Q: Do you have any upcoming collaborations you’d like to talk about?
A: I can’t really talk about the collaborations because they’re still in the works, but I am working on some stuff right now.
Q: What do you feel about the current state of Dubstep? Where do you think it’s at and where do you see it evolving?
A: I feel like it plateaued for a little bit, but that plateaued is a great place to be. Dubstep is still killing it everywhere and a lot of Dubstep artists moved to Trap or Moombahton. For now, it’s still a great starting point for a lot of new producers. When you hear Dubstep, it really inspires you to make crazy sounds and that’s kind of what started the movement; people were interested in how the sound was made, at least it was for me, that’s what got me started, I just wanted to know how to make those sounds. I think, still, Dubstep and Trap, they’re all kind of intertwined and they all get hairy, but at the end of the day, it’s all EDM and where it’s at right now is perfect; it’s still growing, it’s still crazy at the shows, I just hope it keeps going… Who knows where it’s going? I really have no idea.
Q: Where do you see yourself in 5 years?
A: 5 years? Probably dead if I keep it up, nah just kidding! I honestly have no idea. I could say 5 years from now, previously, I’d see myself here. This has always been my goal, so now it’s like, where else can I go? Do bigger, better stuff; that’s the only goal I have now – just keep going, but as of now, I’m doing what I’ve always dreamt of doing. And I’m content, but never content in how big I can get or how much better I can get as a producer, that’s what I’m always shooting for – getting better at producing.
Q: What’s the weirdest question anyone’s ever asked you in an interview?
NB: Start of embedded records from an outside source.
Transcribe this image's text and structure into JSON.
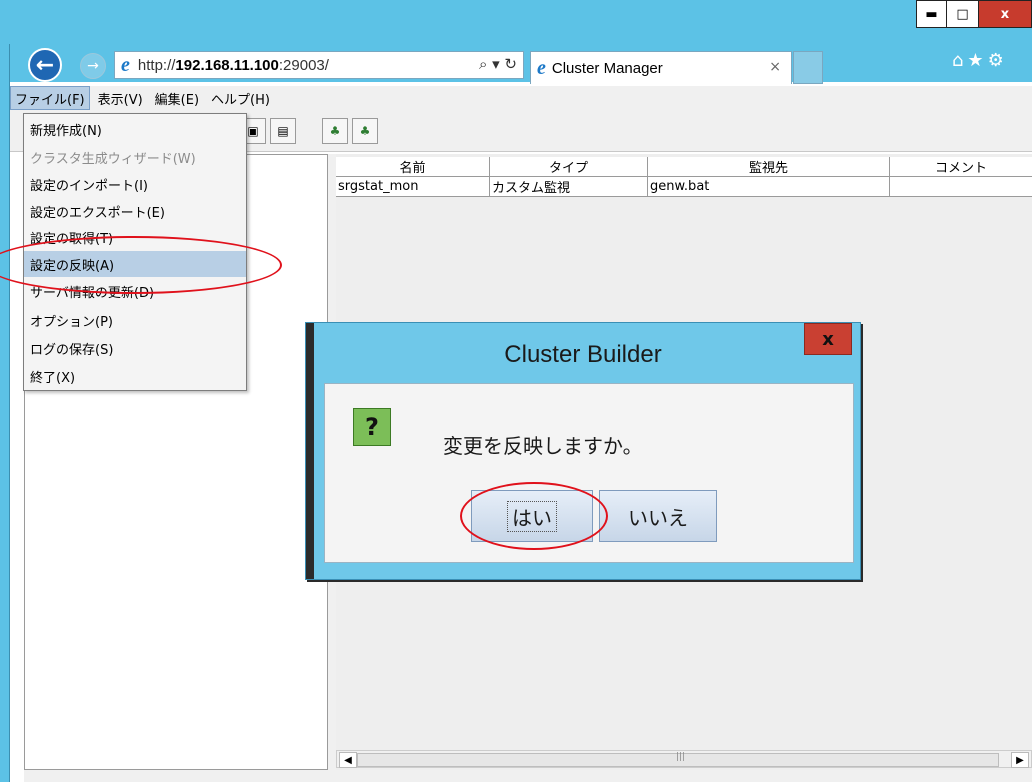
{
  "window": {
    "min": "▬",
    "max": "□",
    "close": "x"
  },
  "browser": {
    "url_prefix": "http://",
    "url_host": "192.168.11.100",
    "url_port": ":29003/",
    "search_refresh": "⌕ ▾ ↻",
    "tab_title": "Cluster Manager",
    "tab_close": "×",
    "right_icons": "⌂★⚙"
  },
  "menubar": {
    "items": [
      "ファイル(F)",
      "表示(V)",
      "編集(E)",
      "ヘルプ(H)"
    ]
  },
  "file_menu": {
    "items": [
      {
        "label": "新規作成(N)"
      },
      {
        "label": "クラスタ生成ウィザード(W)"
      },
      {
        "label": "設定のインポート(I)"
      },
      {
        "label": "設定のエクスポート(E)"
      },
      {
        "label": "設定の取得(T)"
      },
      {
        "label": "設定の反映(A)"
      },
      {
        "label": "サーバ情報の更新(D)"
      },
      {
        "label": "オプション(P)"
      },
      {
        "label": "ログの保存(S)"
      },
      {
        "label": "終了(X)"
      }
    ]
  },
  "grid": {
    "headers": [
      "名前",
      "タイプ",
      "監視先",
      "コメント"
    ],
    "rows": [
      [
        "srgstat_mon",
        "カスタム監視",
        "genw.bat",
        ""
      ]
    ]
  },
  "scrollbar": {
    "left": "◀",
    "right": "▶",
    "grip": "|||"
  },
  "dialog": {
    "title": "Cluster Builder",
    "close": "x",
    "icon": "?",
    "message": "変更を反映しますか。",
    "yes": "はい",
    "no": "いいえ"
  },
  "colors": {
    "chrome": "#5cc2e6",
    "menu_highlight": "#b8cfe5",
    "annotation": "#e0111b",
    "close_button": "#c73b2d"
  }
}
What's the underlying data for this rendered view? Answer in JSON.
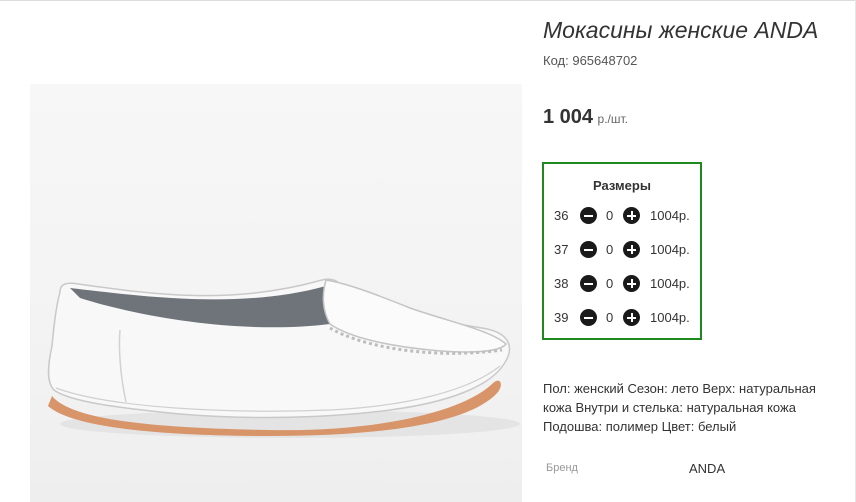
{
  "product": {
    "title": "Мокасины женские ANDA",
    "code_label": "Код:",
    "code_value": "965648702",
    "price_amount": "1 004",
    "price_unit": "р./шт."
  },
  "sizes_panel": {
    "title": "Размеры",
    "rows": [
      {
        "size": "36",
        "qty": "0",
        "price": "1004р."
      },
      {
        "size": "37",
        "qty": "0",
        "price": "1004р."
      },
      {
        "size": "38",
        "qty": "0",
        "price": "1004р."
      },
      {
        "size": "39",
        "qty": "0",
        "price": "1004р."
      }
    ]
  },
  "description": "Пол: женский Сезон: лето Верх: натуральная кожа Внутри и стелька: натуральная кожа Подошва: полимер Цвет: белый",
  "brand": {
    "label": "Бренд",
    "value": "ANDA"
  },
  "colors": {
    "accent_border": "#1e8a1e",
    "button": "#1a1a1a"
  }
}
A: These questions always get me; I have such a bad memory… (laughs). I have no idea…
Q: Do you have anything you want to say to your fans?
A: I love you.